REQUIRED WORK –
Your reply should consist of one number: how many lines below contain "Backup".

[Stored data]

((

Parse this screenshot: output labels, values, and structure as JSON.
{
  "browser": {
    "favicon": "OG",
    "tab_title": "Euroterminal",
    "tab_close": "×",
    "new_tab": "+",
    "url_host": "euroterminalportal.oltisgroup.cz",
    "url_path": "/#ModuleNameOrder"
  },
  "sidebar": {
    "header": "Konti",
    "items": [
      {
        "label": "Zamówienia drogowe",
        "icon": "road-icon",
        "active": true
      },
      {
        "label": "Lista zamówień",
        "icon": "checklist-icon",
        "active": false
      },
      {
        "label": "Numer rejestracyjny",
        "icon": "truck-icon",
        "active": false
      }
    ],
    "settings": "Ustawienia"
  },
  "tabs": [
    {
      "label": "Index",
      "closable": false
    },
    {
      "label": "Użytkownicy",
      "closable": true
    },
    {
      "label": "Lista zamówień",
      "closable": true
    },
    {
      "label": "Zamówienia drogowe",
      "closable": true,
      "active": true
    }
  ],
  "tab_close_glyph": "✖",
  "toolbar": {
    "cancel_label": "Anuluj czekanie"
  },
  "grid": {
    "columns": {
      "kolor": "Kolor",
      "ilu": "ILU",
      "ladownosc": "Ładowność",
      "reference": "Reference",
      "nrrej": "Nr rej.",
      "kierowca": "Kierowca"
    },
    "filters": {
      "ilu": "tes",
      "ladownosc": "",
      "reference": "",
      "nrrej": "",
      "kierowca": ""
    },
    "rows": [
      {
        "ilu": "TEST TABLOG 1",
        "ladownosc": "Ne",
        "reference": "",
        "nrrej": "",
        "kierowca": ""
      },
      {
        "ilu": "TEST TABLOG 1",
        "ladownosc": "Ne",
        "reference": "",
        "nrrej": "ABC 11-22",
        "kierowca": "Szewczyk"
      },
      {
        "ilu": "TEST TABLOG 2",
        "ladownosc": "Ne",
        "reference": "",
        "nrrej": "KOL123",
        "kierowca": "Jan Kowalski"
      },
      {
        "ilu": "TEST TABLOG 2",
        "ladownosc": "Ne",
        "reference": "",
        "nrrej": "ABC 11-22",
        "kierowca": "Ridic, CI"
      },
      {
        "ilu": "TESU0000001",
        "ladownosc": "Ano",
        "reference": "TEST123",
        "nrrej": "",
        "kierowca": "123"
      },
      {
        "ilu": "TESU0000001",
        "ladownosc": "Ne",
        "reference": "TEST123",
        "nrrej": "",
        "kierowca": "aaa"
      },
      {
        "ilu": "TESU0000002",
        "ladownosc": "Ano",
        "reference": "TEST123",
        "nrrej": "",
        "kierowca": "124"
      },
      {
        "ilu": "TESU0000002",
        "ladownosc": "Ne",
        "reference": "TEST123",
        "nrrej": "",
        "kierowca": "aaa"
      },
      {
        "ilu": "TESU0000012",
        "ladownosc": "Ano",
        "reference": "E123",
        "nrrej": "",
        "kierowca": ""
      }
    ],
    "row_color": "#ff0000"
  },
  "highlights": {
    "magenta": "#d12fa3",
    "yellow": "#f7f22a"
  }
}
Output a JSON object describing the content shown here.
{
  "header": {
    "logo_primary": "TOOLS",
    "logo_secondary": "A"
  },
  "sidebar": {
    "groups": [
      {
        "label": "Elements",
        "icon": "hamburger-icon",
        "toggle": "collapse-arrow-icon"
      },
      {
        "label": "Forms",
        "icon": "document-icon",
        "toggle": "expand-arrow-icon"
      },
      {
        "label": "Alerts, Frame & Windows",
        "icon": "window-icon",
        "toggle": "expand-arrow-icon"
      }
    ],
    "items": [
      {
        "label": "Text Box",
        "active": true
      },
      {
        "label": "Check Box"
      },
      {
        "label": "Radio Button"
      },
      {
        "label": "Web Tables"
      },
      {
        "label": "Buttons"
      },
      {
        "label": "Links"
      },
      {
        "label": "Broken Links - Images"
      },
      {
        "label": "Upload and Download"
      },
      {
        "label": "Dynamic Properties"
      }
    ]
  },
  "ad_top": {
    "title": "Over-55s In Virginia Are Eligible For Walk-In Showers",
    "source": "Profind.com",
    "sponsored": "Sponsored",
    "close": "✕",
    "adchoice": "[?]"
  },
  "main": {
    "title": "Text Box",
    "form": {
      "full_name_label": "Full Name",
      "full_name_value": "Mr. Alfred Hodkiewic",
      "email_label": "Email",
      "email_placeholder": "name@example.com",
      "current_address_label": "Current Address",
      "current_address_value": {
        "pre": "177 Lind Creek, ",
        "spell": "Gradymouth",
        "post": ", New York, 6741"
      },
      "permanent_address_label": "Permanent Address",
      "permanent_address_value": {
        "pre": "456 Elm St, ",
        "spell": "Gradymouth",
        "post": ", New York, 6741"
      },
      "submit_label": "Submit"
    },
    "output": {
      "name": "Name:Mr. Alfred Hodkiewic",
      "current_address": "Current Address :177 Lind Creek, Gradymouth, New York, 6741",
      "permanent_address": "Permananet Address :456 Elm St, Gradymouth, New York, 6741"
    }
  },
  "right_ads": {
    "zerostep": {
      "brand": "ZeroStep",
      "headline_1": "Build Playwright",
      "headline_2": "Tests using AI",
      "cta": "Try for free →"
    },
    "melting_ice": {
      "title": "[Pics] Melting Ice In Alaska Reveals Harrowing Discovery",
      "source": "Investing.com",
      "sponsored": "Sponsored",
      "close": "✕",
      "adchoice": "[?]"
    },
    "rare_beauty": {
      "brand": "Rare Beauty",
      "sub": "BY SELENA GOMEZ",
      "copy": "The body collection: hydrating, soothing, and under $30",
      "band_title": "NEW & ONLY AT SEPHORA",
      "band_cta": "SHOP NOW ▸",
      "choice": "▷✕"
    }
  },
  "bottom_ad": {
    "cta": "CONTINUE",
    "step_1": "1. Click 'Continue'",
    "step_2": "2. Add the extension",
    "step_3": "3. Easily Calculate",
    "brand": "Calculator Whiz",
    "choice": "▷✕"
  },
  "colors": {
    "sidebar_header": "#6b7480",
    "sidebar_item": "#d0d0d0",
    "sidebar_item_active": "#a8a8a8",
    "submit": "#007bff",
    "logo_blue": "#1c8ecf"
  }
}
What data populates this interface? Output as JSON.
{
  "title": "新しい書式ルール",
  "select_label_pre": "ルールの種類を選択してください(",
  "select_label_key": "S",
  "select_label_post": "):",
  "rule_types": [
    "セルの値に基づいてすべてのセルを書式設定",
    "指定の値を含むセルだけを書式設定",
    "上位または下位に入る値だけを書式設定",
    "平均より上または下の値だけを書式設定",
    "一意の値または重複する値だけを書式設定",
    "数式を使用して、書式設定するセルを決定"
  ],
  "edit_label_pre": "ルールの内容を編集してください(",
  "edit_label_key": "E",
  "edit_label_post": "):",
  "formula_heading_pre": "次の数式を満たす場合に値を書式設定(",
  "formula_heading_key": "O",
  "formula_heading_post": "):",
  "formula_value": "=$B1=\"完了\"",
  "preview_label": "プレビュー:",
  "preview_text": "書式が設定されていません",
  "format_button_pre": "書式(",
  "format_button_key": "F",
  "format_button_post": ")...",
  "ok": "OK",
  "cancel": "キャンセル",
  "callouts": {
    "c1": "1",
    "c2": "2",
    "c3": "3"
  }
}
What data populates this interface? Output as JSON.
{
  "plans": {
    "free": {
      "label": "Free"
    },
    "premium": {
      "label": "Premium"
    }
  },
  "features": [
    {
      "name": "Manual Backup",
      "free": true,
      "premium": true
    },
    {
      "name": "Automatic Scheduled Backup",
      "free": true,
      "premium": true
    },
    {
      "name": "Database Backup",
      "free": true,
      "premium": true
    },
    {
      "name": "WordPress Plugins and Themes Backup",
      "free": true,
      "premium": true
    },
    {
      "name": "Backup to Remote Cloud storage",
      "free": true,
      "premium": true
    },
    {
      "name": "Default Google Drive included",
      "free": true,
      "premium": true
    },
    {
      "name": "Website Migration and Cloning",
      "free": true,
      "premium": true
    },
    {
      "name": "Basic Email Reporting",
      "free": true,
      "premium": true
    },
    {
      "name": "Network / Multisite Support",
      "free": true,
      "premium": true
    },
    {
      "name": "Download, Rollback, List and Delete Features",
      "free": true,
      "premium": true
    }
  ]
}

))

REPLY –
5